To buy onions: Look for those with a thin outer skin that feels like dry crackly paper. The neck of the onion should be closed tightly with no signs of sprouting, mold or soft brown spots. As a general rule (but this will vary with area), white onions tend to be stronger than yellow or red onions. Reds are usually eaten raw, and yellows are the best choice for an all-purpose onion. The huge Spanish onions are my personal favorite for their consistently sweet taste, especially after cooking. And now, a slew of spring and summer hybrids are being bred primarily for sweetness. These varieties (Vadalia, Walla Walla, Maui Sweet and Italian Sweet) should be eaten raw to enjoy fully their intense flavor.

To store onions: Store onions loose in a dark, dry bin with plenty of space around each to prevent them from sweating. And although onions and potatoes are a match made in heaven when cooked, don’t store them raw in the same bin since both emanate moisture and gas that cause each other to spoil. If you have leftover cut onions, store them in the refrigerator tightly wrapped in plastic wrap and use them as soon as possible to prevent drying and an “off” scent and flavor. Chopped onions can be frozen, if desired, but they tend to become somewhat wet and translucent after thawing; they’re fine for sauces, but won’t brown well.

To stop those tears: Regarding those handed-down secret tricks to keep you from crying elephant tears when chopping onions, I inevitably just squint and whimper through the entire process. Chilling the onion before cutting helps somewhat. Although many suggest running them under water, I have found that it adversely affects the color and texture of the cooked onions. (I don’t chop onions in the food processor for the same reason unless their ultimate use will be as one component of a minced vegetable base for certain sauces.) The best remedy is to learn to chop more efficiently so that your crying time will be reduced. Sorry, it’s the best trick I have.

To chop onions: The secret to chopping an onion is to keep each half intact at the root end until you complete the final (third) slicing. Using a well-sharpened 8- to 10-inch chef’s knife, trim off the pointed top and remove the outer papery skin, but leave the root end intact. Cut onion in half lengthwise through the root end (not through the round middle). Working with one half at a time, lay it (flat side down) on your work surface. Hold onion in place with one hand and position your knife so it’s parallel to the cutting board, about 1/4 inch above the bottom. Starting at the bottom, drive the knife through the onion in a sawing motion until you reach 1/2 inch from the root end. Ease out the blade, reinsert it 1/4 inch up from the preceding cut, and follow the same procedure. Repeat until you reach 1/4 inch from the top.
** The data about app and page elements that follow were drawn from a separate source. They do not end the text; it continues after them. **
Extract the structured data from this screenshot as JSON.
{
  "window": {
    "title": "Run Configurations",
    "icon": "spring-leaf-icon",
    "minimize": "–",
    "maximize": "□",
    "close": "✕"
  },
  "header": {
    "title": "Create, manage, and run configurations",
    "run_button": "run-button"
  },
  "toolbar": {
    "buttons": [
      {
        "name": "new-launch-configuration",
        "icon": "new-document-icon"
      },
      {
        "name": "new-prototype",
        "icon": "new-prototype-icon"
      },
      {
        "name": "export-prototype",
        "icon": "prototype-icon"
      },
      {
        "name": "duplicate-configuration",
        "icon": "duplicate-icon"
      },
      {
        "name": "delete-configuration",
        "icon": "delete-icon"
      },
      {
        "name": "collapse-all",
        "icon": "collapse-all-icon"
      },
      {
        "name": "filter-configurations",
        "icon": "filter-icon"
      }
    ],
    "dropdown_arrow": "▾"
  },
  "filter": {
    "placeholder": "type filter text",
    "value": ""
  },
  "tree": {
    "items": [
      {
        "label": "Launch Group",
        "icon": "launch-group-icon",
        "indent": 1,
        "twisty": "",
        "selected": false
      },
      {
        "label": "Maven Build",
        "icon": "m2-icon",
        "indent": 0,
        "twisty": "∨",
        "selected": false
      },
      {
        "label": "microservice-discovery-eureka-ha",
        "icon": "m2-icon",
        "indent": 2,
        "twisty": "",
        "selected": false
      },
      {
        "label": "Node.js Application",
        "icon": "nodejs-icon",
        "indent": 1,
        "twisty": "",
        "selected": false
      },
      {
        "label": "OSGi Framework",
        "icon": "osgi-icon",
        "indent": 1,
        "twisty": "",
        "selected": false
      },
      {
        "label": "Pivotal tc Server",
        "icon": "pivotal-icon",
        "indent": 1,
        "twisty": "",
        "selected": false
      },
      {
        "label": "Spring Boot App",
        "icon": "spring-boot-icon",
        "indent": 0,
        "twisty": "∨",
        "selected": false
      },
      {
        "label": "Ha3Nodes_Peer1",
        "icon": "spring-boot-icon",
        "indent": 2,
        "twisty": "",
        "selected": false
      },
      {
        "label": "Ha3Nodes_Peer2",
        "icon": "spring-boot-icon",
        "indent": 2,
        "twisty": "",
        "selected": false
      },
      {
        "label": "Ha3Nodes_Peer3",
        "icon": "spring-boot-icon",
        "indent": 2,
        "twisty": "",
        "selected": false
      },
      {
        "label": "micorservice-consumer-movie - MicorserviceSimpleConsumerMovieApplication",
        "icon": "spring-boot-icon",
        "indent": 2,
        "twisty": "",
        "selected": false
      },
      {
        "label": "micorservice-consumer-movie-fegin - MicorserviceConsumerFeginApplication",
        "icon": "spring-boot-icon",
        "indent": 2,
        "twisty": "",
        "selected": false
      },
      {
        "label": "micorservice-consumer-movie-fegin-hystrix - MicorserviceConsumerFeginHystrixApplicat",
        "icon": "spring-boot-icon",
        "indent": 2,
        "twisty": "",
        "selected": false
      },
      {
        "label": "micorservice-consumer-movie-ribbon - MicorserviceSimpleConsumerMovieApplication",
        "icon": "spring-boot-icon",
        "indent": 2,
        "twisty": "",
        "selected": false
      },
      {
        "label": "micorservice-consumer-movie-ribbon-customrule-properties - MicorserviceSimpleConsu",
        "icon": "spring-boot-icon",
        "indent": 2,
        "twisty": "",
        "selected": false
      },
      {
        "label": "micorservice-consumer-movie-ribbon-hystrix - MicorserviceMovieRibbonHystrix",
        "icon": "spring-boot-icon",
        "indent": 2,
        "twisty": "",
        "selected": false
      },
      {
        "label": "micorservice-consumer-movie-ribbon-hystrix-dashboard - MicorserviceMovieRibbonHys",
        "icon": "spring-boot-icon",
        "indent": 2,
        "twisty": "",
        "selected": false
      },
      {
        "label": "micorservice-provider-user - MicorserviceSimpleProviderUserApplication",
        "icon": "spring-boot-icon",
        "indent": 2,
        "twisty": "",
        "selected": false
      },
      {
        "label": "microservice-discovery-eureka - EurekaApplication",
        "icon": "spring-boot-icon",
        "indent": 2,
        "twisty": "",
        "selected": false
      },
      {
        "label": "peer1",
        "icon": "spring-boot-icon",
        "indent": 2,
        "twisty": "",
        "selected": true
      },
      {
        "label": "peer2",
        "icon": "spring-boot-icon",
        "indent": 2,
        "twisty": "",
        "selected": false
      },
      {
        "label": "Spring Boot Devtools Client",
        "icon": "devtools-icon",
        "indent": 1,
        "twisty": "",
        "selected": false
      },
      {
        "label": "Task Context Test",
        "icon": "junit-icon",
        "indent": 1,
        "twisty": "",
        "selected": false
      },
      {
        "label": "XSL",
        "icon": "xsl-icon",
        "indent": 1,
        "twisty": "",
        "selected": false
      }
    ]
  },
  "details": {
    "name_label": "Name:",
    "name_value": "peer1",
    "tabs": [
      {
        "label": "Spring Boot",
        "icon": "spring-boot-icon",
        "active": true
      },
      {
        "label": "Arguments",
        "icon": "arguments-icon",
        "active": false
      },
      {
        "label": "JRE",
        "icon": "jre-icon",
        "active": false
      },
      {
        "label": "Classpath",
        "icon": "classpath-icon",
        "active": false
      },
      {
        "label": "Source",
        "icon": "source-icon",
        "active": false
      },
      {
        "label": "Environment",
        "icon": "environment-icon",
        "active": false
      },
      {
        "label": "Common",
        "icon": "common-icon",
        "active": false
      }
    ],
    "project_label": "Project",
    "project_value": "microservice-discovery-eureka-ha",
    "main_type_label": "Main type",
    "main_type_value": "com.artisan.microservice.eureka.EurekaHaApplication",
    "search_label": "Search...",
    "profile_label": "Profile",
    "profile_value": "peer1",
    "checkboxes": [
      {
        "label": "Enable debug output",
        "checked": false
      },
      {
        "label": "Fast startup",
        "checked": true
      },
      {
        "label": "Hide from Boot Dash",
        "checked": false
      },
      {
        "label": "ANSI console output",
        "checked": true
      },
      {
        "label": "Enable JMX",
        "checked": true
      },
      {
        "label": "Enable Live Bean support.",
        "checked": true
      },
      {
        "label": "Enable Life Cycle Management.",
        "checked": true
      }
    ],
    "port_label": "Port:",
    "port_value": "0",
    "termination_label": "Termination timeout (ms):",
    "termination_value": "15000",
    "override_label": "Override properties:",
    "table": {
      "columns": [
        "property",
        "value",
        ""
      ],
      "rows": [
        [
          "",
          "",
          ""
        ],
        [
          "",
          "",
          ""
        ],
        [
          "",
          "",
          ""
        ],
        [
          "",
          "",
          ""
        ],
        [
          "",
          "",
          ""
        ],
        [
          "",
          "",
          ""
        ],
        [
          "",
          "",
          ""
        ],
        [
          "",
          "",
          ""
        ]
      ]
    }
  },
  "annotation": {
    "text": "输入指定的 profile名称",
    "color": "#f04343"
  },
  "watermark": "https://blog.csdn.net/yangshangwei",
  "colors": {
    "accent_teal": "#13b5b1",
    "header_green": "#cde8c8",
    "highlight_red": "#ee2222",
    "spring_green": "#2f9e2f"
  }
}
Next (with the onion in the same position) point the knife blade down and make vertical lengthwise slices 1/4 inch apart from the top to within 1/2 inch of the root end (grasp the onion with your other hand as you do this so that it stays intact.) Finally, starting at the top, slice crosswise at 1/4 inch intervals until you reach the uncut root end, releasing small diced pieces onto your work surface. Turn the uncut portion flat-side down, slice off and discard the root end and make horizontal, then vertical cuts as described above. If a finer texture is desired, use the knife to go back and forth over the onions in a smooth rhythmical motion.

To mince onions: Follow the preceding procedure for chopping onions, but make incisions 1/8 inch apart.

To slice onions into thin strips: Cut the onion in half, through the root end and cut off the roots. Working with one half at a time, lay the onion on it’s round side and, starting from the center and working toward the outside, cut the onion into very thin wedges. When done, separate the wedges into thin strips.

Watch the Video.